BEGIN

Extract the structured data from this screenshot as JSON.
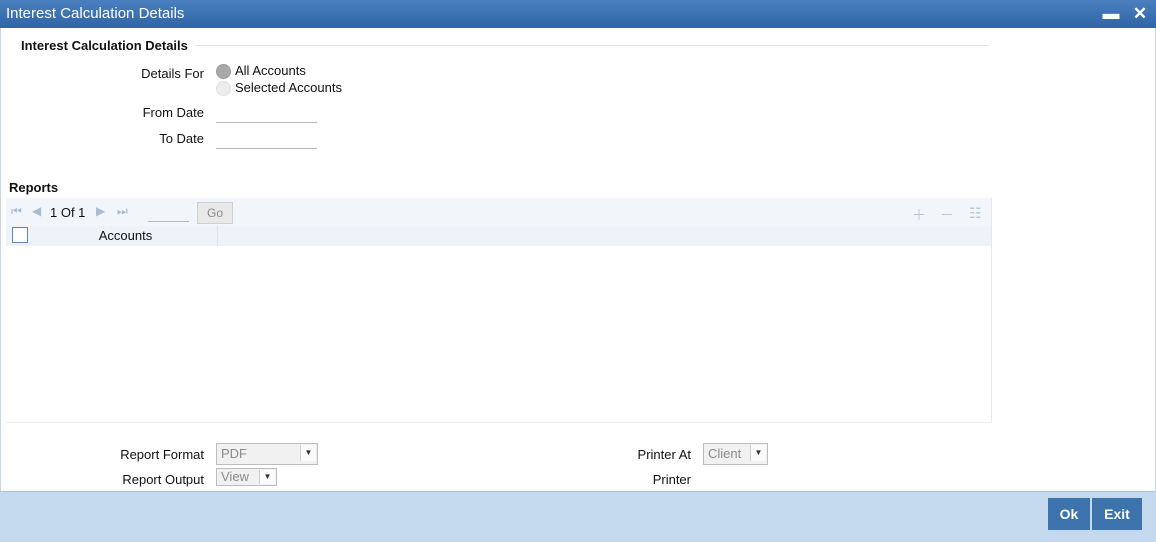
{
  "window": {
    "title": "Interest Calculation Details"
  },
  "form": {
    "section_title": "Interest Calculation Details",
    "details_for_label": "Details For",
    "options": [
      "All Accounts",
      "Selected Accounts"
    ],
    "selected_option": "All Accounts",
    "from_date_label": "From Date",
    "from_date_value": "",
    "to_date_label": "To Date",
    "to_date_value": ""
  },
  "reports": {
    "title": "Reports",
    "pagination": "1 Of 1",
    "go_label": "Go",
    "columns": [
      "Accounts"
    ],
    "rows": []
  },
  "options_panel": {
    "report_format_label": "Report Format",
    "report_format_value": "PDF",
    "report_output_label": "Report Output",
    "report_output_value": "View",
    "printer_at_label": "Printer At",
    "printer_at_value": "Client",
    "printer_label": "Printer"
  },
  "footer": {
    "ok_label": "Ok",
    "exit_label": "Exit"
  },
  "colors": {
    "titlebar": "#2f64a6",
    "footer": "#c4d9ee",
    "button": "#3c73ad"
  }
}
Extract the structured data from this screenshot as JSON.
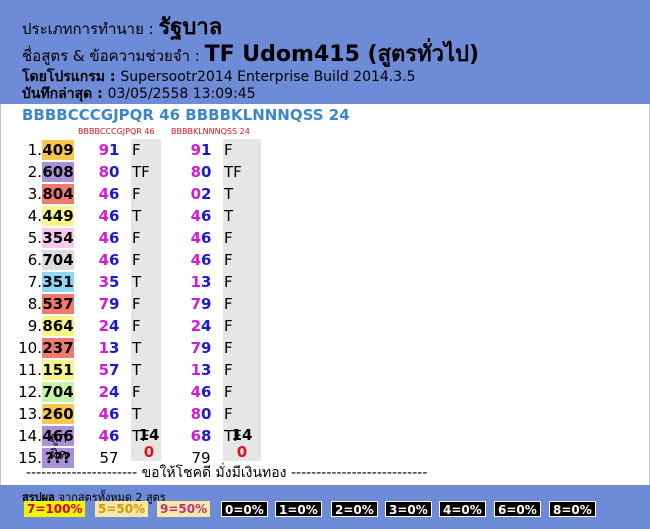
{
  "header": {
    "type_label": "ประเภทการทำนาย : ",
    "type_value": "รัฐบาล",
    "formula_label": "ชื่อสูตร & ข้อความช่วยจำ : ",
    "formula_value": "TF Udom415 (สูตรทั่วไป)",
    "program_label": "โดยโปรแกรม : ",
    "program_value": "Supersootr2014 Enterprise Build 2014.3.5",
    "saved_label": "บันทึกล่าสุด : ",
    "saved_value": "03/05/2558 13:09:45"
  },
  "formulas": {
    "formula1": "BBBBCCCGJPQR 46",
    "formula2": "BBBBKLNNNQSS 24",
    "col1_label": "BBBBCCCGJPQR 46",
    "col2_label": "BBBBKLNNNQSS 24"
  },
  "rows": [
    {
      "idx": "1.",
      "result": "409",
      "bg": "#f5c84e",
      "a1": "9",
      "a2": "1",
      "am": "F",
      "b1": "9",
      "b2": "1",
      "bm": "F"
    },
    {
      "idx": "2.",
      "result": "608",
      "bg": "#a891d6",
      "a1": "8",
      "a2": "0",
      "am": "TF",
      "b1": "8",
      "b2": "0",
      "bm": "TF"
    },
    {
      "idx": "3.",
      "result": "804",
      "bg": "#f07a6e",
      "a1": "4",
      "a2": "6",
      "am": "F",
      "b1": "0",
      "b2": "2",
      "bm": "T"
    },
    {
      "idx": "4.",
      "result": "449",
      "bg": "#f7f58a",
      "a1": "4",
      "a2": "6",
      "am": "T",
      "b1": "4",
      "b2": "6",
      "bm": "T"
    },
    {
      "idx": "5.",
      "result": "354",
      "bg": "#f7c8ec",
      "a1": "4",
      "a2": "6",
      "am": "F",
      "b1": "4",
      "b2": "6",
      "bm": "F"
    },
    {
      "idx": "6.",
      "result": "704",
      "bg": "#dcdcdc",
      "a1": "4",
      "a2": "6",
      "am": "F",
      "b1": "4",
      "b2": "6",
      "bm": "F"
    },
    {
      "idx": "7.",
      "result": "351",
      "bg": "#8ed6f5",
      "a1": "3",
      "a2": "5",
      "am": "T",
      "b1": "1",
      "b2": "3",
      "bm": "F"
    },
    {
      "idx": "8.",
      "result": "537",
      "bg": "#f07a6e",
      "a1": "7",
      "a2": "9",
      "am": "F",
      "b1": "7",
      "b2": "9",
      "bm": "F"
    },
    {
      "idx": "9.",
      "result": "864",
      "bg": "#f7f58a",
      "a1": "2",
      "a2": "4",
      "am": "F",
      "b1": "2",
      "b2": "4",
      "bm": "F"
    },
    {
      "idx": "10.",
      "result": "237",
      "bg": "#f07a6e",
      "a1": "1",
      "a2": "3",
      "am": "T",
      "b1": "7",
      "b2": "9",
      "bm": "F"
    },
    {
      "idx": "11.",
      "result": "151",
      "bg": "#f7f58a",
      "a1": "5",
      "a2": "7",
      "am": "T",
      "b1": "1",
      "b2": "3",
      "bm": "F"
    },
    {
      "idx": "12.",
      "result": "704",
      "bg": "#c6f5a6",
      "a1": "2",
      "a2": "4",
      "am": "F",
      "b1": "4",
      "b2": "6",
      "bm": "F"
    },
    {
      "idx": "13.",
      "result": "260",
      "bg": "#f5c84e",
      "a1": "4",
      "a2": "6",
      "am": "T",
      "b1": "8",
      "b2": "0",
      "bm": "F"
    },
    {
      "idx": "14.",
      "result": "466",
      "bg": "#a891d6",
      "a1": "4",
      "a2": "6",
      "am": "TF",
      "b1": "6",
      "b2": "8",
      "bm": "TF"
    },
    {
      "idx": "15.",
      "result": "???",
      "bg": "#a891d6",
      "a1": "5",
      "a2": "7",
      "am": "",
      "b1": "7",
      "b2": "9",
      "bm": ""
    }
  ],
  "summary": {
    "correct_label": "ถูก",
    "wrong_label": "ผิด",
    "col1_correct": "14",
    "col1_wrong": "0",
    "col2_correct": "14",
    "col2_wrong": "0"
  },
  "divider_text": "---------------------- ขอให้โชคดี มั่งมีเงินทอง ---------------------------",
  "footer": {
    "title": "สรุปผล",
    "subtitle": "จากสูตรทั้งหมด 2 สูตร",
    "badges": [
      {
        "text": "7=100%",
        "bg": "#f5f500",
        "color": "#d40000"
      },
      {
        "text": "5=50%",
        "bg": "#f7e7a8",
        "color": "#d49a00"
      },
      {
        "text": "9=50%",
        "bg": "#f7e7a8",
        "color": "#c0307a"
      },
      {
        "text": "0=0%",
        "bg": "#000000",
        "color": "#ffffff"
      },
      {
        "text": "1=0%",
        "bg": "#000000",
        "color": "#ffffff"
      },
      {
        "text": "2=0%",
        "bg": "#000000",
        "color": "#ffffff"
      },
      {
        "text": "3=0%",
        "bg": "#000000",
        "color": "#ffffff"
      },
      {
        "text": "4=0%",
        "bg": "#000000",
        "color": "#ffffff"
      },
      {
        "text": "6=0%",
        "bg": "#000000",
        "color": "#ffffff"
      },
      {
        "text": "8=0%",
        "bg": "#000000",
        "color": "#ffffff"
      }
    ]
  },
  "colors": {
    "header_bg": "#6d8bd6",
    "digit_magenta": "#d41ad4",
    "digit_blue": "#1a1ad4",
    "wrong_red": "#e0141c"
  }
}
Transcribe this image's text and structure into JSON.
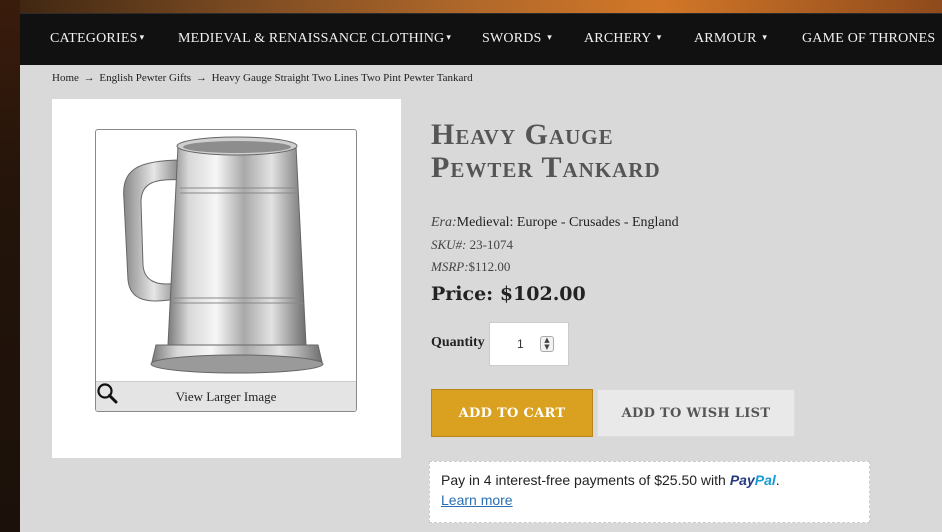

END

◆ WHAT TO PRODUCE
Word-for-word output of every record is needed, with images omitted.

◆ EXERCISE RESPONSE
Extract the structured data from this screenshot as JSON.
{
  "window": {
    "title": "Interest Calculation Details"
  },
  "form": {
    "section_title": "Interest Calculation Details",
    "details_for_label": "Details For",
    "options": [
      "All Accounts",
      "Selected Accounts"
    ],
    "selected_option": "All Accounts",
    "from_date_label": "From Date",
    "from_date_value": "",
    "to_date_label": "To Date",
    "to_date_value": ""
  },
  "reports": {
    "title": "Reports",
    "pagination": "1 Of 1",
    "go_label": "Go",
    "columns": [
      "Accounts"
    ],
    "rows": []
  },
  "options_panel": {
    "report_format_label": "Report Format",
    "report_format_value": "PDF",
    "report_output_label": "Report Output",
    "report_output_value": "View",
    "printer_at_label": "Printer At",
    "printer_at_value": "Client",
    "printer_label": "Printer"
  },
  "footer": {
    "ok_label": "Ok",
    "exit_label": "Exit"
  },
  "colors": {
    "titlebar": "#2f64a6",
    "footer": "#c4d9ee",
    "button": "#3c73ad"
  }
}
Extract the structured data from this screenshot as JSON.
{
  "header": {
    "type_label": "ประเภทการทำนาย : ",
    "type_value": "รัฐบาล",
    "formula_label": "ชื่อสูตร & ข้อความช่วยจำ : ",
    "formula_value": "TF Udom415 (สูตรทั่วไป)",
    "program_label": "โดยโปรแกรม : ",
    "program_value": "Supersootr2014 Enterprise Build 2014.3.5",
    "saved_label": "บันทึกล่าสุด : ",
    "saved_value": "03/05/2558 13:09:45"
  },
  "formulas": {
    "formula1": "BBBBCCCGJPQR 46",
    "formula2": "BBBBKLNNNQSS 24",
    "col1_label": "BBBBCCCGJPQR 46",
    "col2_label": "BBBBKLNNNQSS 24"
  },
  "rows": [
    {
      "idx": "1.",
      "result": "409",
      "bg": "#f5c84e",
      "a1": "9",
      "a2": "1",
      "am": "F",
      "b1": "9",
      "b2": "1",
      "bm": "F"
    },
    {
      "idx": "2.",
      "result": "608",
      "bg": "#a891d6",
      "a1": "8",
      "a2": "0",
      "am": "TF",
      "b1": "8",
      "b2": "0",
      "bm": "TF"
    },
    {
      "idx": "3.",
      "result": "804",
      "bg": "#f07a6e",
      "a1": "4",
      "a2": "6",
      "am": "F",
      "b1": "0",
      "b2": "2",
      "bm": "T"
    },
    {
      "idx": "4.",
      "result": "449",
      "bg": "#f7f58a",
      "a1": "4",
      "a2": "6",
      "am": "T",
      "b1": "4",
      "b2": "6",
      "bm": "T"
    },
    {
      "idx": "5.",
      "result": "354",
      "bg": "#f7c8ec",
      "a1": "4",
      "a2": "6",
      "am": "F",
      "b1": "4",
      "b2": "6",
      "bm": "F"
    },
    {
      "idx": "6.",
      "result": "704",
      "bg": "#dcdcdc",
      "a1": "4",
      "a2": "6",
      "am": "F",
      "b1": "4",
      "b2": "6",
      "bm": "F"
    },
    {
      "idx": "7.",
      "result": "351",
      "bg": "#8ed6f5",
      "a1": "3",
      "a2": "5",
      "am": "T",
      "b1": "1",
      "b2": "3",
      "bm": "F"
    },
    {
      "idx": "8.",
      "result": "537",
      "bg": "#f07a6e",
      "a1": "7",
      "a2": "9",
      "am": "F",
      "b1": "7",
      "b2": "9",
      "bm": "F"
    },
    {
      "idx": "9.",
      "result": "864",
      "bg": "#f7f58a",
      "a1": "2",
      "a2": "4",
      "am": "F",
      "b1": "2",
      "b2": "4",
      "bm": "F"
    },
    {
      "idx": "10.",
      "result": "237",
      "bg": "#f07a6e",
      "a1": "1",
      "a2": "3",
      "am": "T",
      "b1": "7",
      "b2": "9",
      "bm": "F"
    },
    {
      "idx": "11.",
      "result": "151",
      "bg": "#f7f58a",
      "a1": "5",
      "a2": "7",
      "am": "T",
      "b1": "1",
      "b2": "3",
      "bm": "F"
    },
    {
      "idx": "12.",
      "result": "704",
      "bg": "#c6f5a6",
      "a1": "2",
      "a2": "4",
      "am": "F",
      "b1": "4",
      "b2": "6",
      "bm": "F"
    },
    {
      "idx": "13.",
      "result": "260",
      "bg": "#f5c84e",
      "a1": "4",
      "a2": "6",
      "am": "T",
      "b1": "8",
      "b2": "0",
      "bm": "F"
    },
    {
      "idx": "14.",
      "result": "466",
      "bg": "#a891d6",
      "a1": "4",
      "a2": "6",
      "am": "TF",
      "b1": "6",
      "b2": "8",
      "bm": "TF"
    },
    {
      "idx": "15.",
      "result": "???",
      "bg": "#a891d6",
      "a1": "5",
      "a2": "7",
      "am": "",
      "b1": "7",
      "b2": "9",
      "bm": ""
    }
  ],
  "summary": {
    "correct_label": "ถูก",
    "wrong_label": "ผิด",
    "col1_correct": "14",
    "col1_wrong": "0",
    "col2_correct": "14",
    "col2_wrong": "0"
  },
  "divider_text": "---------------------- ขอให้โชคดี มั่งมีเงินทอง ---------------------------",
  "footer": {
    "title": "สรุปผล",
    "subtitle": "จากสูตรทั้งหมด 2 สูตร",
    "badges": [
      {
        "text": "7=100%",
        "bg": "#f5f500",
        "color": "#d40000"
      },
      {
        "text": "5=50%",
        "bg": "#f7e7a8",
        "color": "#d49a00"
      },
      {
        "text": "9=50%",
        "bg": "#f7e7a8",
        "color": "#c0307a"
      },
      {
        "text": "0=0%",
        "bg": "#000000",
        "color": "#ffffff"
      },
      {
        "text": "1=0%",
        "bg": "#000000",
        "color": "#ffffff"
      },
      {
        "text": "2=0%",
        "bg": "#000000",
        "color": "#ffffff"
      },
      {
        "text": "3=0%",
        "bg": "#000000",
        "color": "#ffffff"
      },
      {
        "text": "4=0%",
        "bg": "#000000",
        "color": "#ffffff"
      },
      {
        "text": "6=0%",
        "bg": "#000000",
        "color": "#ffffff"
      },
      {
        "text": "8=0%",
        "bg": "#000000",
        "color": "#ffffff"
      }
    ]
  },
  "colors": {
    "header_bg": "#6d8bd6",
    "digit_magenta": "#d41ad4",
    "digit_blue": "#1a1ad4",
    "wrong_red": "#e0141c"
  }
}
Transcribe this image's text and structure into JSON.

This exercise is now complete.